Superintendent Skelly castigated Gunn parents who cited these results and others from previous district surveys, saying that "some things are more important than surveys." Skelly said that Gunn's success in placing students in elite colleges demonstrated that Gunn is "one of the top schools in the United States" and urged board members to support the Gunn plan. He rejected parent calls to bring Gunn guidance up to parity with Paly as a claim that Gunn is "broken."
Tom followed Skelly's remarks by criticizing Gunn parents for representing Paly as a "Shangri-La" and warned that changing Gunn to a counseling model closer to Paly's teacher-advisor model risked "breaking Gunn." A year ago, Tom reacted to the data on the counseling gap by calling delivery of comparable services to Gunn students an "urgent" issue that demanded "systemic" change. Tom lives in the Paly district, as do all of the other board members except for board newcomer Heidi Emberling whose children are not yet high school age.
Gunn was returning to the school board three months after a March 19 meeting at which it presented an earlier version of its plan. At that meeting, the school board heard the report of the Gunn Advisory Committee (GAC), which was appointed in fall 2012 to devise improvements in Gunn guidance counseling following a year and a half of controversy over the large gap in service and satisfaction with Paly. The committee's recommendations included dozens of measures, including an expansion of the Titan 101 freshman advisory program to include sophomores, juniors and seniors.
At the March meeting, board members told Gunn principal Katya Villalobos and PAUSD Director of Secondary Education Michael Milliken that they were unwilling to approve a one-year plan that lacked specifics on full implementation of the GAC recommendations. Board members also stated that they wanted to see a statement of who at Gunn would be responsible for each component of a multi-year plan. Villalobos and Milliken promised to return with a plan incorporating those details, but the plan approved by the school board on Tuesday lacked any of these elements. See Web Link.
At Tuesay's meeting, Caswell reiterated the board's March criteria, and said she would âhave trouble taking action" on Gunn's plan when it still did not meet the board's criteria. Caswell pressed on Tuesday for a timetable for Gunn staff to return with details on how progress would be measured and plans for 2014-15 and beyond. Caswell specifically indicated that she wanted to hear from Tom about whether he would support her desire to have more details from Gunn but Tom refused to do so.
Caswell asked for staff to return in the fall with more details on how they would implement all of the GAC recommendations including those on expanding Titan 101, but staff resisted and agreed only to return nearly a year from now, iin March 2014 with an update on future plans. Michael Milliken, who leaves the district on July 1, told the board that Gunn reserves the right not to implement any more of the GAC's recommendations, including expansion of Titan 101 to other grades.

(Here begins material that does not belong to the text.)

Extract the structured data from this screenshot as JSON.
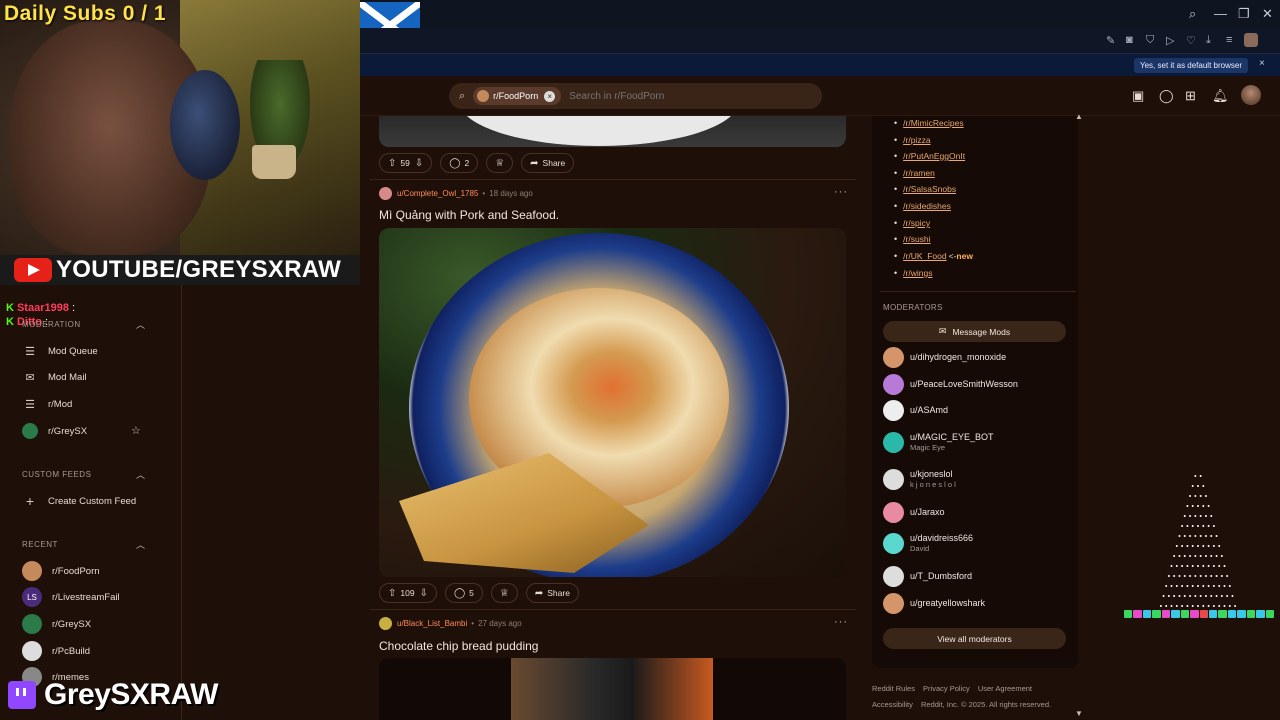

GAC member Amy Balsom, a Gunn parent, told the school board that the GAC was opposed to a "piecemeal" use of its recommendations, and urged trustees to provide Gunn staff with consulting support for change management to implement the comprehensive set of GAC recommendations. Balsom expressed confidence in the staff's interest in change but concern that the staff lacked the skill necessary to manage a complex change process. Skelly appeared to bristle at Balsom's suggestion, saying that Gunn staff were capable on their own of managing the change.
Tom, who a year ago characterized the counseling gap as an "urgent" issue requiring "systemic" change at Gunn, on Tuesday voted to give Gunn another year to decide whether or not